Christmas is such a busy and exciting time not just for us, but for our pets as well. Families tend to be home more, there is many outings, kids are on holidays and there are many gatherings and events to attend. 

With all the excitement, it is important to remember there are some hidden dangers for our beloved pets that are important for owners to be aware of. 

Visitors and events: 

Many families have Christmas gatherings at their homes, with lots of guests and sometimes people our pets have never met. While some pets take this in their stride, others may find this overwhelming. 

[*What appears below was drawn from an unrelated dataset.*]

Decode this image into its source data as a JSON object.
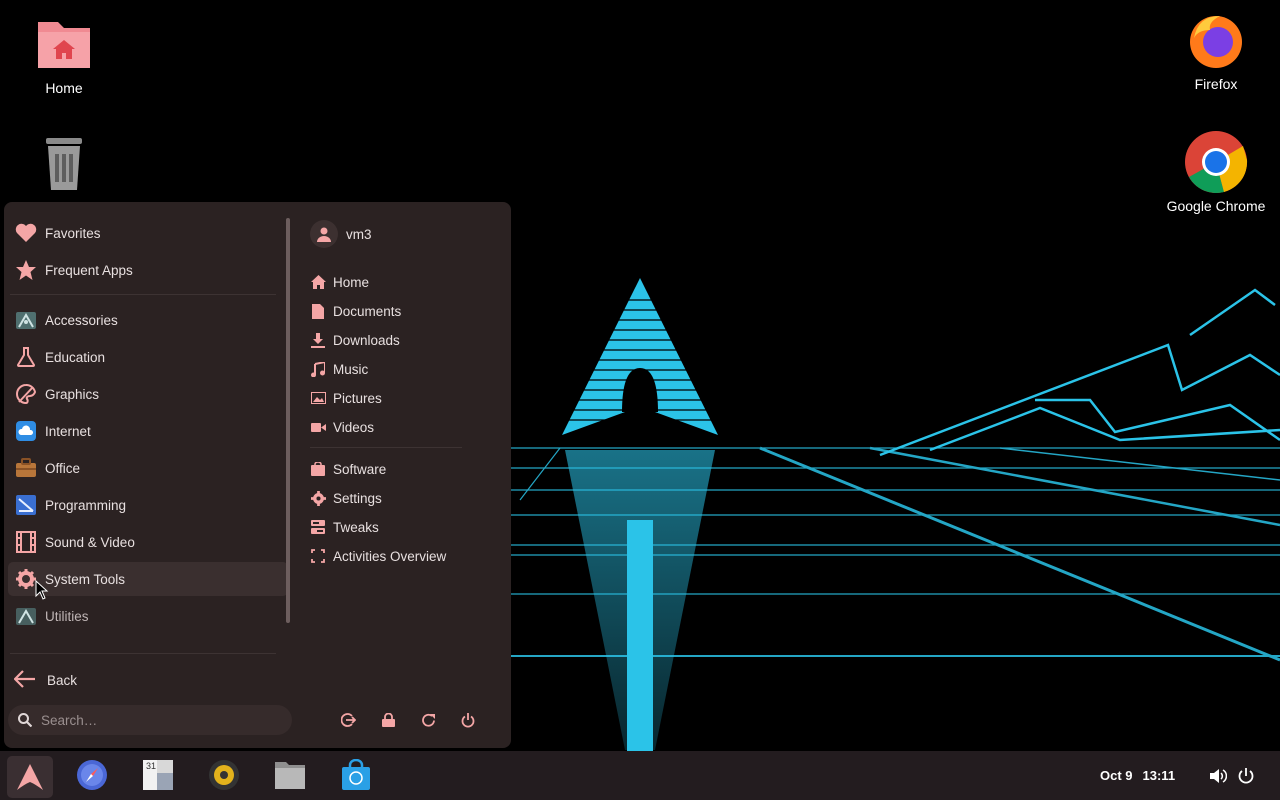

Keep an eye on your pet for cues, looking nervous, trying to retreat or behaving differently to normal are all signs your pet needs some quiet time alone. Christmas can also be a time where there may be unfamiliar children in your home. If you are not sure how your pet will react around children, the best option is to keep your pet separate. If your pet is overwhelmed or unsure at anytime, you can still let them enjoy their day. Find a delicious treat that will take your pet a long time to eat and give them a quiet area either in the laundry or somewhere safe in the backyard to chew this while the festivities continue. 

Festive foods: 

The festive season generally goes hand in hand with lots of delicious foods! But many of the treats we love, are not safe for our pets. The Australian Veterinary Association (AVA) warns owners to never feed these items to our pets: chocolate, nutmeg, grapes and raisins (including Christmas pudding and mince tarts), avocado, macadamia nuts, onion and garlic, turkey skin, pork crackling, sausages and other fatty meats, and lastly alcohol.

When consumed, these foods can cause illness and be potentially toxic. If you think your pet has eaten any of the above foods, call your vet immediately for advice. 


Fireworks while beautiful are very loud and many animals find the noise overwhelming and unfamiliar. Dogs, cats and even horses don’t cope well with the unfamiliar sound of fireworks, with many trying to escape the sound and putting themselves at risk of injury or becoming displaced. 

Over the festive period when fireworks are common, where possible keep your pet indoors or in an area where they can not injure themselves on anything if they do try to flee. Ensure microchip and ID tags have the correct details and where possible if your animal is particularly scared of the noise, stay home with them or have a trusted friend to watch them if you are out. 

For dogs, it can help to close the curtains, turn up the television to drown out the noise and give them something to keep them distracted – treat balls, puzzles and treat scatters all work great! 

If you keep these tips in mind, you and your pets will enjoy the festive season together.

Megan Seccull